In the entries below, spot each line with the word "icon" and copy it.

#### Records for the task
=====

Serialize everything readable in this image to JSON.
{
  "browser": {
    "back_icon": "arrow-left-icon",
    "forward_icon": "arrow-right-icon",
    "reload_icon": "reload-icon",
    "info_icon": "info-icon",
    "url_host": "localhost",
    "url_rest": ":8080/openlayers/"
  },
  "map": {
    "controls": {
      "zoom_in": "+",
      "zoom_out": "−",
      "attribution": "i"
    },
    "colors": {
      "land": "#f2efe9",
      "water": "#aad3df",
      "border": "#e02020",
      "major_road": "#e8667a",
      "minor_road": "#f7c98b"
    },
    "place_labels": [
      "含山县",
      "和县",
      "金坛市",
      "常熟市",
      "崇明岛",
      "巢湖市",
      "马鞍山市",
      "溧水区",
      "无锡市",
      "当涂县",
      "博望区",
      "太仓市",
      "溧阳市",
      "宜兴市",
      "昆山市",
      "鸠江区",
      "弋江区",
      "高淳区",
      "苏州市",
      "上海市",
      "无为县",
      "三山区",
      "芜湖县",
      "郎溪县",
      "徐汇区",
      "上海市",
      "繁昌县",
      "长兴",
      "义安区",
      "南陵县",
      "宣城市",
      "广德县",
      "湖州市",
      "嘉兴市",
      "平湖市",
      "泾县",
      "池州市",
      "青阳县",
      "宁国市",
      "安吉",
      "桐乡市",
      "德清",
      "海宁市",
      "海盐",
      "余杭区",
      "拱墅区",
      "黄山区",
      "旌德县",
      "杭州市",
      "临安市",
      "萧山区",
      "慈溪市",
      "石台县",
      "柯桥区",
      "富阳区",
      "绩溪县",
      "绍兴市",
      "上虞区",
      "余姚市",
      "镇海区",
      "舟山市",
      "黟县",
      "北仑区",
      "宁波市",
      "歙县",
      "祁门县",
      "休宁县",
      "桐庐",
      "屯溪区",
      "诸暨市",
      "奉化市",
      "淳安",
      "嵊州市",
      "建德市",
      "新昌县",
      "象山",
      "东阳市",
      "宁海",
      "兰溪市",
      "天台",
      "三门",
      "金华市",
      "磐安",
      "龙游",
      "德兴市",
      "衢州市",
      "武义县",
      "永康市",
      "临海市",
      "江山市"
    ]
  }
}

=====

#### Finished task
    "back_icon": "arrow-left-icon",
    "forward_icon": "arrow-right-icon",
    "reload_icon": "reload-icon",
    "info_icon": "info-icon",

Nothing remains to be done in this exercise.